I’ve spent the last two years in library school, but somehow it still never occurred to me to use note-taking and information management software for my own purposes until I took this class. I’ve used the same system for note-taking and information storage since my freshman year of college. Though for the most part it has served me well, I have noticed that as projects got larger, I tended to spend much more time skimming frantically through multiple documents searching for one thing I vaguely remembered reading somewhere. Evernote’s full-text indexing and searching, as well as its tagging feature, have helped me synthesize my research and complete my assignments more efficiently.
I typically take notes in an outline format using word processing software. It’s not a very sophisticated system, and it transferred almost seamlessly into Evernote. The one incredibly small issue I had with it is that when taking notes, I tend to have the active document on the left side of the screen, and other documents (for reference, etc.) to the right side of the screen. I think this is a holdover from when I took notes on paper: since I’m left handed, my paper was always on the left, and my book was always on the right. Evernote’s layout (as far as I know) can’t be switched around, so it took a little practice to get used to referring to the right side of my screen for the active document. I wonder if Ned Flanders’ Leftorium has expanded into software yet….
Tagging was probably the feature of Evernote that I enjoyed the most. (Full-text searching across the entirety of the documents in the database was a close second, but it doesn’t save that much more time than searching OCR-ed PDFs individually.) Being able to supply my own more detailed and granular metadata made it much easier and faster to retrieve information. My previous storage system used hierarchies of folders to mimic a very rough tagging system, but it doesn’t allow me to associate multiple tags with the same object, and tends to involve a lot of clicking. It also requires me to remember where in the multi-folder hierarchy I saved a document: since I couldn’t associate multiple categories with objects, if an object applied to more than one folder category, I would save it on the same level as both folder categories. I thought this was ingenious when I “invented” it in college, but now I realize that it was NOT the best way to do things. Rather than relying on the OS X directory structure to organize my research, I should have investigated third party software sooner. It would have made my senior thesis much less frustrating.
I wish that the tagging functionality in Evernote did allow for some hierarchical organization, if only for the sake of having a neater-looking and more navigable tag page. I can imagine that for projects longer and larger than this one, the tag page in Evernote gets very messy, very fast. I also wish that I had spent a little more time developing my tagging system. Some tags ended up referring to too many notes to be of much use, and I wasn’t always consistent about applying both subject- and format-related tags to notes. (This is another example of how hierarchical tagging in Evernote would be useful: I could tag notes related to people or places as “visual” or “non-visual,” depending upon whether they included illustrations that I could use in my archive or exhibit.) I’ll keep that lesson in mind when I begin organizing my capstone research.
I did not end up using Evernote to draft my blog posts or exhibit text.
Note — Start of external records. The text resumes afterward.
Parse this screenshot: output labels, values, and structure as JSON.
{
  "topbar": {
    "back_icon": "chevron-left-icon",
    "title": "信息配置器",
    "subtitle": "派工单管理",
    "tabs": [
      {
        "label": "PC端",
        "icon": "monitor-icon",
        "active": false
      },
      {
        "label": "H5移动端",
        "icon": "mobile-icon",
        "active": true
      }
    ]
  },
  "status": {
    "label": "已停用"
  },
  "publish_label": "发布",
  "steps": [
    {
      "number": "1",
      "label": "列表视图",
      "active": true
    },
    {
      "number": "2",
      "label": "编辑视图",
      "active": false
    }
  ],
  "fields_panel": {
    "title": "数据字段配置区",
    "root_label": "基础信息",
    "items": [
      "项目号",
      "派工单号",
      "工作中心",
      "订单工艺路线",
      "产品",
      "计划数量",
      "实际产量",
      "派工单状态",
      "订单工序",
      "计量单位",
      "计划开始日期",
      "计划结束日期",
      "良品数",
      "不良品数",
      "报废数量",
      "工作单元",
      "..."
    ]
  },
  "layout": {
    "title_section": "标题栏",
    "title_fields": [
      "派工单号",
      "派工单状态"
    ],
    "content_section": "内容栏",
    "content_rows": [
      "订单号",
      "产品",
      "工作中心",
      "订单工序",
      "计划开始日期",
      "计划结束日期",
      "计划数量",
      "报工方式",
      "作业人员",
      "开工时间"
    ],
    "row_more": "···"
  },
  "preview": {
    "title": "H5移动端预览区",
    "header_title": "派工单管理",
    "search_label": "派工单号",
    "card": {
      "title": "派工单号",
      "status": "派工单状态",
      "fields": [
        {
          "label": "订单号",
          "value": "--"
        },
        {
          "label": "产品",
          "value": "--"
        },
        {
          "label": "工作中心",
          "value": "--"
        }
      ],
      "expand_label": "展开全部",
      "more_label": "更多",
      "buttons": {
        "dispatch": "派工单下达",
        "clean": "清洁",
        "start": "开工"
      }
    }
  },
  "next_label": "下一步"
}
I need a visually “quiet” desktop environment for writing, and Evernote just has too many things going on that catch my attention and distract me. I also did not use Evernote to store most of the items I used in my digital archive, since the free version only permits a ludicrously small amount of data to be imported every month, and I’m pretty sure a single TIFF would exceed that allowance. Even the relatively low resolution JPEG photographs of archival materials that I took on my phone were too large to import in a single month. At least the Web Clipper can download PDFs directly into Evernote without using the imported data allowance! I would probably have stopped using Evernote if that function didn’t exist.
One other slight roadblock to using Evernote as the one database to rule them all was the fact that I ended up needing to use several books in my research. It would be really great if Evernote had a mobile application similar to the Web Clipper, which provided document scanning and OCR functionality through smartphone cameras. The fact that this doesn’t exist yet makes me think that it’s because of (everyone’s favorite!) copyright law. The Web Clipper can download PDFs exported by academic publishers’ databases, but it doesn’t work even for single (full) pages of books in ebrary or other access platforms for e-books which are still under copyright. Evernote’s Web Clipper is only one of many content-scraping web tools which have various legitimate and nefarious applications, and which publishers’ digital rights management software is built to block. Print books don’t have the same DRM software built in, but Evernote’s developers could still be sued by publishers for facilitating users’ copyright infringement if they did provide a document-scanning app like the one I described above.
Evernote is not a perfect solution, but no software ever is. Furthermore, most of my frustration with the software was the result of my being too cheap to upgrade to a paid version, and I recognize that it’s not entirely fair to blame the product itself for the business model which supports it. It would be nice to have a free, open-source platform with similar functionality to Evernote. After my experience using Evernote for this class, I plan to investigate those options further before I begin the research for my capstone project next semester. However, if that search is unsuccessful, I’ll probably pony up the $50 for a yearlong Evernote subscription.